EXERCISE GOAL: Give back all the data exactly as it was written.

Excerpts from an interface dataset:
::::::

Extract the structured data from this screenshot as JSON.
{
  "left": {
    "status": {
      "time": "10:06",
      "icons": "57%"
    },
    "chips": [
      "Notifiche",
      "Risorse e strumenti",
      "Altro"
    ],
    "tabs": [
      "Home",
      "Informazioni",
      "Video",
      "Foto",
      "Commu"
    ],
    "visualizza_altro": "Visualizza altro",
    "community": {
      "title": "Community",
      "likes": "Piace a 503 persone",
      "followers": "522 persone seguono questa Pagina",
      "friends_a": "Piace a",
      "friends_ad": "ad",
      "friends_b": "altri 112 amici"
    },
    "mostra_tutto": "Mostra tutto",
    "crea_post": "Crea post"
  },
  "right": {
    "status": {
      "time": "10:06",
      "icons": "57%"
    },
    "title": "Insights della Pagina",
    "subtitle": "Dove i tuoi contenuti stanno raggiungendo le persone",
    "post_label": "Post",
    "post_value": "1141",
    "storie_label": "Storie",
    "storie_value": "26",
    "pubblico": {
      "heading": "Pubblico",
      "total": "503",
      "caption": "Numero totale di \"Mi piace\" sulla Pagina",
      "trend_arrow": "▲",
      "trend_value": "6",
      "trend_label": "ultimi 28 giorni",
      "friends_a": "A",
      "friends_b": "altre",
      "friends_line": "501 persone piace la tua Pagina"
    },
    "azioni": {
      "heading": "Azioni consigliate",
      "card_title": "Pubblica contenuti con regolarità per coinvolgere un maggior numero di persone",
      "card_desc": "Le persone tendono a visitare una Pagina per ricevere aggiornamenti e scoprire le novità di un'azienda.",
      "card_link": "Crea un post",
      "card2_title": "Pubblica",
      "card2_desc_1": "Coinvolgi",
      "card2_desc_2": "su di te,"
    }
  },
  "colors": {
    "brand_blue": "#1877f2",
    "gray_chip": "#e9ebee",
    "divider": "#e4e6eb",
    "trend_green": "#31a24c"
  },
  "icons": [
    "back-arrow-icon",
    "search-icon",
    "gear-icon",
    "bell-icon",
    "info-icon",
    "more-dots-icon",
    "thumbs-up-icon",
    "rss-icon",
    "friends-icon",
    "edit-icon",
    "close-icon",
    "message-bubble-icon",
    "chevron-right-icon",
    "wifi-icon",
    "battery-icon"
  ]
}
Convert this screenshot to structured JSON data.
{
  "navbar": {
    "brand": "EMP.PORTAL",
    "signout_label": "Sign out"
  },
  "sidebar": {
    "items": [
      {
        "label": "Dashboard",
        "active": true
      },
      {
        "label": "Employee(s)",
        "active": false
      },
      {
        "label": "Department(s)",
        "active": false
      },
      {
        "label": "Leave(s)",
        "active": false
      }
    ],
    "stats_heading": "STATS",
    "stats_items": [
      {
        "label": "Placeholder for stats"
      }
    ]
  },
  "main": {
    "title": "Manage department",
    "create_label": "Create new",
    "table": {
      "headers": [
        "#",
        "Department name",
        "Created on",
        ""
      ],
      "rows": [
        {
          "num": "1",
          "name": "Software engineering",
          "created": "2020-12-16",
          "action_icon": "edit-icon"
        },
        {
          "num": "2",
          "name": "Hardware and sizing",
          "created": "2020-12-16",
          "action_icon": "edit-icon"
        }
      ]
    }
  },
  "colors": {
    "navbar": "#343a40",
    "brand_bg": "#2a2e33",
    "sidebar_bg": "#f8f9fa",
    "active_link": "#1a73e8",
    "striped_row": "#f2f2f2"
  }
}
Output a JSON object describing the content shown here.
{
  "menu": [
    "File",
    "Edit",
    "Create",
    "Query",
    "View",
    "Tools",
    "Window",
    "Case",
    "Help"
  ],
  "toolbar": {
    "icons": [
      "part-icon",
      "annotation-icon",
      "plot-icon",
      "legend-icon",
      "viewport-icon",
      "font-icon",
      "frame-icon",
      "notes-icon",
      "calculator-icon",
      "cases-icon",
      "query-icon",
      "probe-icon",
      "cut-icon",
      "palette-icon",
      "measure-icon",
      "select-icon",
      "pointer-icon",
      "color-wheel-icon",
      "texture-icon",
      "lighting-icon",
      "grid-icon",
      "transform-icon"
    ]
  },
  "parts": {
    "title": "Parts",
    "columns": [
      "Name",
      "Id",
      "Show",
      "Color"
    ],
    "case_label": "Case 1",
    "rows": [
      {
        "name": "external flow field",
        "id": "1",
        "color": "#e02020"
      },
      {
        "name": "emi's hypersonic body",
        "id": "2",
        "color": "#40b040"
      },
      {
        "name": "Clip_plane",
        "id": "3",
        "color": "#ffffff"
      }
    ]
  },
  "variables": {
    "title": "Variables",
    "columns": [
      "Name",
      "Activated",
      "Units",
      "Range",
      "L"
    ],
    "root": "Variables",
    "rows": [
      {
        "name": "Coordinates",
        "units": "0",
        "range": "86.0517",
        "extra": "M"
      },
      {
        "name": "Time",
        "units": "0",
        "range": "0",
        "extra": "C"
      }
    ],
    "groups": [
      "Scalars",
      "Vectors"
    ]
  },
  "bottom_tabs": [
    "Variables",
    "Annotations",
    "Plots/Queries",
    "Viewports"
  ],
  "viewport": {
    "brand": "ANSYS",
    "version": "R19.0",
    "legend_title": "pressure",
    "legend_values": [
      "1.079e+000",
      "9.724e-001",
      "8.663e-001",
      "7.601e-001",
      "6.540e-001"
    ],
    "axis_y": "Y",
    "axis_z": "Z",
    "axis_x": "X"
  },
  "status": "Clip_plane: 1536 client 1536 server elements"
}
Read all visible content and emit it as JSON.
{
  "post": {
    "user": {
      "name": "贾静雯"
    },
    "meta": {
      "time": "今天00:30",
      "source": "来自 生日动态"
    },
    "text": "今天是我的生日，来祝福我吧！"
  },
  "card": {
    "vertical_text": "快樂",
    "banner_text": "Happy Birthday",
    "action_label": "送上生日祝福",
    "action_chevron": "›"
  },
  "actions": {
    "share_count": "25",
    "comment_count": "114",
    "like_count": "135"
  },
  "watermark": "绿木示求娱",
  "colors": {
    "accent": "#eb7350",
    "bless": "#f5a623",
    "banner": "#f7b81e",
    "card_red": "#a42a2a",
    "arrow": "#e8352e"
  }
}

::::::

SOLUTION FOR THIS PROBLEM:
Extract the structured data from this screenshot as JSON.
{
  "left": {
    "status": {
      "time": "10:06",
      "icons": "57%"
    },
    "chips": [
      "Notifiche",
      "Risorse e strumenti",
      "Altro"
    ],
    "tabs": [
      "Home",
      "Informazioni",
      "Video",
      "Foto",
      "Commu"
    ],
    "visualizza_altro": "Visualizza altro",
    "community": {
      "title": "Community",
      "likes": "Piace a 503 persone",
      "followers": "522 persone seguono questa Pagina",
      "friends_a": "Piace a",
      "friends_ad": "ad",
      "friends_b": "altri 112 amici"
    },
    "mostra_tutto": "Mostra tutto",
    "crea_post": "Crea post"
  },
  "right": {
    "status": {
      "time": "10:06",
      "icons": "57%"
    },
    "title": "Insights della Pagina",
    "subtitle": "Dove i tuoi contenuti stanno raggiungendo le persone",
    "post_label": "Post",
    "post_value": "1141",
    "storie_label": "Storie",
    "storie_value": "26",
    "pubblico": {
      "heading": "Pubblico",
      "total": "503",
      "caption": "Numero totale di \"Mi piace\" sulla Pagina",
      "trend_arrow": "▲",
      "trend_value": "6",
      "trend_label": "ultimi 28 giorni",
      "friends_a": "A",
      "friends_b": "altre",
      "friends_line": "501 persone piace la tua Pagina"
    },
    "azioni": {
      "heading": "Azioni consigliate",
      "card_title": "Pubblica contenuti con regolarità per coinvolgere un maggior numero di persone",
      "card_desc": "Le persone tendono a visitare una Pagina per ricevere aggiornamenti e scoprire le novità di un'azienda.",
      "card_link": "Crea un post",
      "card2_title": "Pubblica",
      "card2_desc_1": "Coinvolgi",
      "card2_desc_2": "su di te,"
    }
  },
  "colors": {
    "brand_blue": "#1877f2",
    "gray_chip": "#e9ebee",
    "divider": "#e4e6eb",
    "trend_green": "#31a24c"
  },
  "icons": [
    "back-arrow-icon",
    "search-icon",
    "gear-icon",
    "bell-icon",
    "info-icon",
    "more-dots-icon",
    "thumbs-up-icon",
    "rss-icon",
    "friends-icon",
    "edit-icon",
    "close-icon",
    "message-bubble-icon",
    "chevron-right-icon",
    "wifi-icon",
    "battery-icon"
  ]
}
Convert this screenshot to structured JSON data.
{
  "navbar": {
    "brand": "EMP.PORTAL",
    "signout_label": "Sign out"
  },
  "sidebar": {
    "items": [
      {
        "label": "Dashboard",
        "active": true
      },
      {
        "label": "Employee(s)",
        "active": false
      },
      {
        "label": "Department(s)",
        "active": false
      },
      {
        "label": "Leave(s)",
        "active": false
      }
    ],
    "stats_heading": "STATS",
    "stats_items": [
      {
        "label": "Placeholder for stats"
      }
    ]
  },
  "main": {
    "title": "Manage department",
    "create_label": "Create new",
    "table": {
      "headers": [
        "#",
        "Department name",
        "Created on",
        ""
      ],
      "rows": [
        {
          "num": "1",
          "name": "Software engineering",
          "created": "2020-12-16",
          "action_icon": "edit-icon"
        },
        {
          "num": "2",
          "name": "Hardware and sizing",
          "created": "2020-12-16",
          "action_icon": "edit-icon"
        }
      ]
    }
  },
  "colors": {
    "navbar": "#343a40",
    "brand_bg": "#2a2e33",
    "sidebar_bg": "#f8f9fa",
    "active_link": "#1a73e8",
    "striped_row": "#f2f2f2"
  }
}
Output a JSON object describing the content shown here.
{
  "menu": [
    "File",
    "Edit",
    "Create",
    "Query",
    "View",
    "Tools",
    "Window",
    "Case",
    "Help"
  ],
  "toolbar": {
    "icons": [
      "part-icon",
      "annotation-icon",
      "plot-icon",
      "legend-icon",
      "viewport-icon",
      "font-icon",
      "frame-icon",
      "notes-icon",
      "calculator-icon",
      "cases-icon",
      "query-icon",
      "probe-icon",
      "cut-icon",
      "palette-icon",
      "measure-icon",
      "select-icon",
      "pointer-icon",
      "color-wheel-icon",
      "texture-icon",
      "lighting-icon",
      "grid-icon",
      "transform-icon"
    ]
  },
  "parts": {
    "title": "Parts",
    "columns": [
      "Name",
      "Id",
      "Show",
      "Color"
    ],
    "case_label": "Case 1",
    "rows": [
      {
        "name": "external flow field",
        "id": "1",
        "color": "#e02020"
      },
      {
        "name": "emi's hypersonic body",
        "id": "2",
        "color": "#40b040"
      },
      {
        "name": "Clip_plane",
        "id": "3",
        "color": "#ffffff"
      }
    ]
  },
  "variables": {
    "title": "Variables",
    "columns": [
      "Name",
      "Activated",
      "Units",
      "Range",
      "L"
    ],
    "root": "Variables",
    "rows": [
      {
        "name": "Coordinates",
        "units": "0",
        "range": "86.0517",
        "extra": "M"
      },
      {
        "name": "Time",
        "units": "0",
        "range": "0",
        "extra": "C"
      }
    ],
    "groups": [
      "Scalars",
      "Vectors"
    ]
  },
  "bottom_tabs": [
    "Variables",
    "Annotations",
    "Plots/Queries",
    "Viewports"
  ],
  "viewport": {
    "brand": "ANSYS",
    "version": "R19.0",
    "legend_title": "pressure",
    "legend_values": [
      "1.079e+000",
      "9.724e-001",
      "8.663e-001",
      "7.601e-001",
      "6.540e-001"
    ],
    "axis_y": "Y",
    "axis_z": "Z",
    "axis_x": "X"
  },
  "status": "Clip_plane: 1536 client 1536 server elements"
}
Read all visible content and emit it as JSON.
{
  "post": {
    "user": {
      "name": "贾静雯"
    },
    "meta": {
      "time": "今天00:30",
      "source": "来自 生日动态"
    },
    "text": "今天是我的生日，来祝福我吧！"
  },
  "card": {
    "vertical_text": "快樂",
    "banner_text": "Happy Birthday",
    "action_label": "送上生日祝福",
    "action_chevron": "›"
  },
  "actions": {
    "share_count": "25",
    "comment_count": "114",
    "like_count": "135"
  },
  "watermark": "绿木示求娱",
  "colors": {
    "accent": "#eb7350",
    "bless": "#f5a623",
    "banner": "#f7b81e",
    "card_red": "#a42a2a",
    "arrow": "#e8352e"
  }
}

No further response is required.